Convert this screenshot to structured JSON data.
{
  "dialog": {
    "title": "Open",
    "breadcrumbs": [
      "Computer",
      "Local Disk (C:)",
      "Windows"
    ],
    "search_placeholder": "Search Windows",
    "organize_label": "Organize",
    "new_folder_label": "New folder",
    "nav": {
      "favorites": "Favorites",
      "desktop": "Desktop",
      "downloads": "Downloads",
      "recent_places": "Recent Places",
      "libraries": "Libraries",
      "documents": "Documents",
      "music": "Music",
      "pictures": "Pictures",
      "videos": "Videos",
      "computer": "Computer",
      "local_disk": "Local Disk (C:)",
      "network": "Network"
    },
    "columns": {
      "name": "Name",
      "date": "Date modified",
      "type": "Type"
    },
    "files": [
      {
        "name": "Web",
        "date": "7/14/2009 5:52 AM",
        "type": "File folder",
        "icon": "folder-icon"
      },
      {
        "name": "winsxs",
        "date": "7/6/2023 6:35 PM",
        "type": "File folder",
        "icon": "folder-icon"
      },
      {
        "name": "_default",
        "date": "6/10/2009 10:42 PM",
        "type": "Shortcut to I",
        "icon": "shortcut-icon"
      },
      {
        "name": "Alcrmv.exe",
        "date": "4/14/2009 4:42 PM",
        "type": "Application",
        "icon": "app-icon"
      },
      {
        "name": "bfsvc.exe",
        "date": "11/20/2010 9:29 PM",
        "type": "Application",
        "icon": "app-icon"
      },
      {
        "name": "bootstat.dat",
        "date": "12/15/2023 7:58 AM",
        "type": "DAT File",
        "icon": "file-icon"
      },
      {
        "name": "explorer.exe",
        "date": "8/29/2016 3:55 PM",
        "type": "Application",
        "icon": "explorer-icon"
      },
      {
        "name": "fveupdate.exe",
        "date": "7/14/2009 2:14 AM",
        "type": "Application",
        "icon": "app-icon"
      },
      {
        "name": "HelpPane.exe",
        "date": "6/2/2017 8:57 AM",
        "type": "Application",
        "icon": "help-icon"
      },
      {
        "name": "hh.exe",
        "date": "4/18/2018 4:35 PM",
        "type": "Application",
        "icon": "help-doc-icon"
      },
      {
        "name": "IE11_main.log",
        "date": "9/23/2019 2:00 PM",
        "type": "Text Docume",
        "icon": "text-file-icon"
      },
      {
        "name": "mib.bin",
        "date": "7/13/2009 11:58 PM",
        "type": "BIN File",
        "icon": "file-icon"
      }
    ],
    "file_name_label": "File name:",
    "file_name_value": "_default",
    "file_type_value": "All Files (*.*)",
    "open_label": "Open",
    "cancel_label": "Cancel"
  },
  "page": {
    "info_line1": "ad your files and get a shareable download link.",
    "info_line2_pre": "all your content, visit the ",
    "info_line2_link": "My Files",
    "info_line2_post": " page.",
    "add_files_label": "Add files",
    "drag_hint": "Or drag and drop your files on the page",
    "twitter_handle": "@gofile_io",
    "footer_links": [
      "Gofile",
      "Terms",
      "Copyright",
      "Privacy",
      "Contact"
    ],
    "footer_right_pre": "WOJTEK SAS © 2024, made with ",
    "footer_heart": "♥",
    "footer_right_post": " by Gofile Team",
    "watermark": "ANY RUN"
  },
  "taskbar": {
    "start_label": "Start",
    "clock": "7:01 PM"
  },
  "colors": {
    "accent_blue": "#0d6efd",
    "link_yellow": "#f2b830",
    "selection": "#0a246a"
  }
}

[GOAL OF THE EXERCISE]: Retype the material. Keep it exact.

[WRITTEN SOLUTION]:
Convert this screenshot to structured JSON data.
{
  "dialog": {
    "title": "Open",
    "breadcrumbs": [
      "Computer",
      "Local Disk (C:)",
      "Windows"
    ],
    "search_placeholder": "Search Windows",
    "organize_label": "Organize",
    "new_folder_label": "New folder",
    "nav": {
      "favorites": "Favorites",
      "desktop": "Desktop",
      "downloads": "Downloads",
      "recent_places": "Recent Places",
      "libraries": "Libraries",
      "documents": "Documents",
      "music": "Music",
      "pictures": "Pictures",
      "videos": "Videos",
      "computer": "Computer",
      "local_disk": "Local Disk (C:)",
      "network": "Network"
    },
    "columns": {
      "name": "Name",
      "date": "Date modified",
      "type": "Type"
    },
    "files": [
      {
        "name": "Web",
        "date": "7/14/2009 5:52 AM",
        "type": "File folder",
        "icon": "folder-icon"
      },
      {
        "name": "winsxs",
        "date": "7/6/2023 6:35 PM",
        "type": "File folder",
        "icon": "folder-icon"
      },
      {
        "name": "_default",
        "date": "6/10/2009 10:42 PM",
        "type": "Shortcut to I",
        "icon": "shortcut-icon"
      },
      {
        "name": "Alcrmv.exe",
        "date": "4/14/2009 4:42 PM",
        "type": "Application",
        "icon": "app-icon"
      },
      {
        "name": "bfsvc.exe",
        "date": "11/20/2010 9:29 PM",
        "type": "Application",
        "icon": "app-icon"
      },
      {
        "name": "bootstat.dat",
        "date": "12/15/2023 7:58 AM",
        "type": "DAT File",
        "icon": "file-icon"
      },
      {
        "name": "explorer.exe",
        "date": "8/29/2016 3:55 PM",
        "type": "Application",
        "icon": "explorer-icon"
      },
      {
        "name": "fveupdate.exe",
        "date": "7/14/2009 2:14 AM",
        "type": "Application",
        "icon": "app-icon"
      },
      {
        "name": "HelpPane.exe",
        "date": "6/2/2017 8:57 AM",
        "type": "Application",
        "icon": "help-icon"
      },
      {
        "name": "hh.exe",
        "date": "4/18/2018 4:35 PM",
        "type": "Application",
        "icon": "help-doc-icon"
      },
      {
        "name": "IE11_main.log",
        "date": "9/23/2019 2:00 PM",
        "type": "Text Docume",
        "icon": "text-file-icon"
      },
      {
        "name": "mib.bin",
        "date": "7/13/2009 11:58 PM",
        "type": "BIN File",
        "icon": "file-icon"
      }
    ],
    "file_name_label": "File name:",
    "file_name_value": "_default",
    "file_type_value": "All Files (*.*)",
    "open_label": "Open",
    "cancel_label": "Cancel"
  },
  "page": {
    "info_line1": "ad your files and get a shareable download link.",
    "info_line2_pre": "all your content, visit the ",
    "info_line2_link": "My Files",
    "info_line2_post": " page.",
    "add_files_label": "Add files",
    "drag_hint": "Or drag and drop your files on the page",
    "twitter_handle": "@gofile_io",
    "footer_links": [
      "Gofile",
      "Terms",
      "Copyright",
      "Privacy",
      "Contact"
    ],
    "footer_right_pre": "WOJTEK SAS © 2024, made with ",
    "footer_heart": "♥",
    "footer_right_post": " by Gofile Team",
    "watermark": "ANY RUN"
  },
  "taskbar": {
    "start_label": "Start",
    "clock": "7:01 PM"
  },
  "colors": {
    "accent_blue": "#0d6efd",
    "link_yellow": "#f2b830",
    "selection": "#0a246a"
  }
}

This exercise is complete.